The main problem of the surviving TFG is not going to be controlling the al-Shabab whose radicalism - though destructive - is largely self-defeating. It is much more going to be the age-old problem of herding together fissiparous clanic militias elements intent on the local control of the limited cash-making opportunities: the harbours, the airports, the qat traffic, the refugee traffic, piracy and the looting of humanitarian aid.
The TFG does not have a tax base and cannot acquire one without achieving the physical control of at least some of these cash sources. But the international community is unlikely to be both willing and able to provide it, along with the necessary means to achieve this primary state objective; the aid it offers will remain largely humanitarian.
In addition a short-sighted view of security will push the international community to insist on a continued or increased Amisom presence. This would be a mistake. Amisom does not have - and will not acquire - the military capacity to make a strategic difference. But it acts as an irritant and its support for Sheikh Sharif and the TFG is a deadly embrace: while incapable of really bolstering the government militarily, it kills civilians in its clumsy "counter-insurgency" attempts, thereby providing "nationalist" arguments to the Islamist radicals who accuse the new president of betrayal.

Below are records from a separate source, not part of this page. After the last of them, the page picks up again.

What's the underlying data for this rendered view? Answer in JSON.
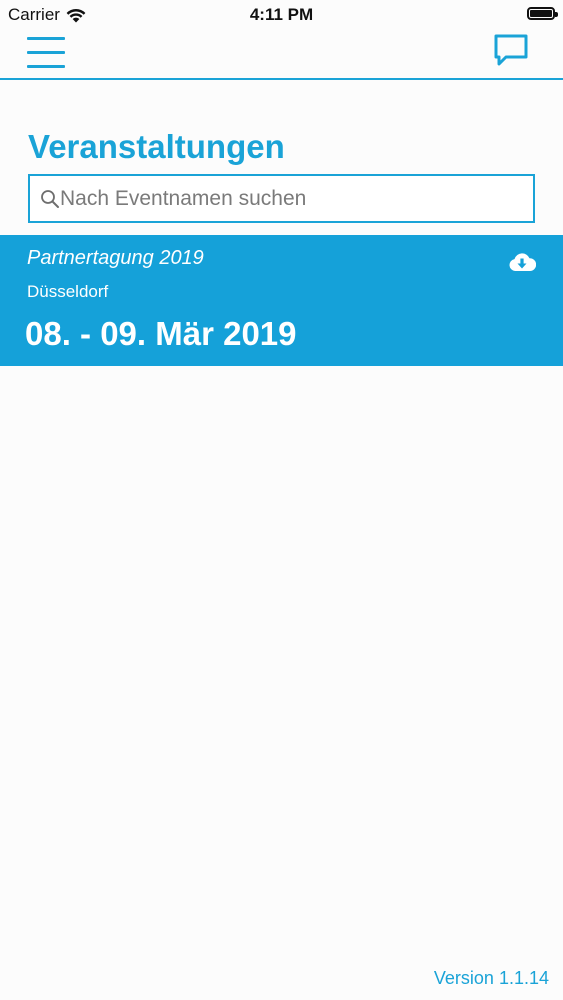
{
  "status_bar": {
    "carrier": "Carrier",
    "time": "4:11 PM",
    "battery_level": 1.0
  },
  "nav": {
    "menu_icon": "hamburger-menu-icon",
    "chat_icon": "chat-bubble-icon"
  },
  "page": {
    "title": "Veranstaltungen"
  },
  "search": {
    "placeholder": "Nach Eventnamen suchen",
    "value": "",
    "icon": "search-icon"
  },
  "events": [
    {
      "name": "Partnertagung 2019",
      "location": "Düsseldorf",
      "date": "08. - 09. Mär 2019",
      "action_icon": "cloud-download-icon"
    }
  ],
  "footer": {
    "version": "Version 1.1.14"
  },
  "colors": {
    "accent": "#1aa3d7",
    "card_background": "#15a1d9",
    "background": "#fcfcfc"
  }
}
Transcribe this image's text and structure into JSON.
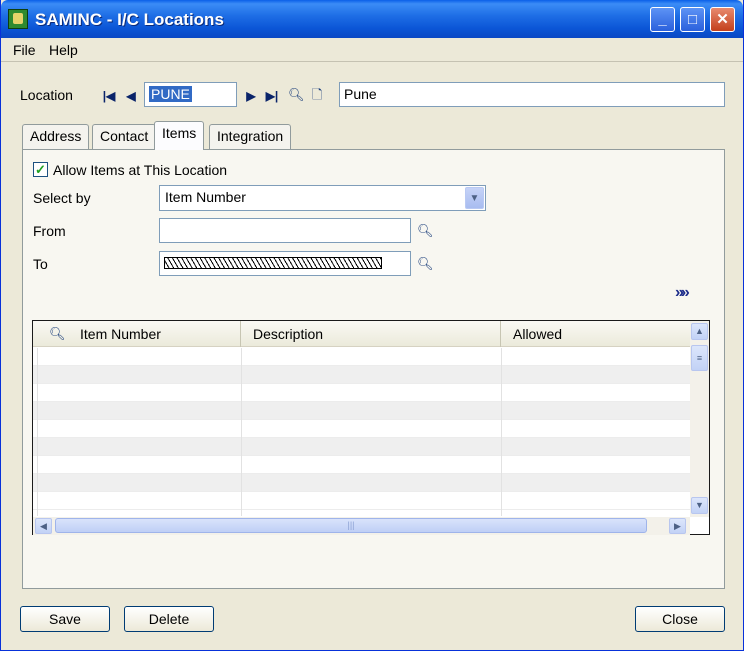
{
  "window": {
    "title": "SAMINC - I/C Locations"
  },
  "menu": {
    "file": "File",
    "help": "Help"
  },
  "location": {
    "label": "Location",
    "code": "PUNE",
    "description": "Pune"
  },
  "tabs": [
    {
      "label": "Address"
    },
    {
      "label": "Contact"
    },
    {
      "label": "Items"
    },
    {
      "label": "Integration"
    }
  ],
  "items": {
    "allow_label": "Allow Items at This Location",
    "allow_checked": true,
    "select_by_label": "Select by",
    "select_by_value": "Item Number",
    "from_label": "From",
    "from_value": "",
    "to_label": "To"
  },
  "grid": {
    "columns": [
      "Item Number",
      "Description",
      "Allowed"
    ],
    "rows": []
  },
  "buttons": {
    "save": "Save",
    "delete": "Delete",
    "close": "Close"
  },
  "icons": {
    "title": "app-icon",
    "first": "first-record-icon",
    "prev": "previous-record-icon",
    "next": "next-record-icon",
    "last": "last-record-icon",
    "finder": "search-icon",
    "new": "new-document-icon",
    "expand": "double-chevron-right-icon"
  }
}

It is urgent to withdraw the Amisom troops from Somalia before their counterproductive efforts destroy the very thing they are supposed to foster: the birth of a transitional national-unity government working towards a realistic peace that can endure. The people of Somalia - resilient, creative, intelligent, resourceful, long-suffering - deserve no less.
This article is published by Gérard Prunier, , and openDemocracy.net under a Creative Commons licence.
Gérard Prunier is research professor at the University of Paris. He is the author of The Rwanda Crisis: History of a Genocide (C Hurst, 1998), Darfur: The Ambiguous Genocide (C Hurst, revised edition, 2007), and From Genocide to Continental War: The ‘Congolese' Conflict and the Crisis of Contemporary Africa (C Hurst, 2006)
Australia.TO February 26, 2009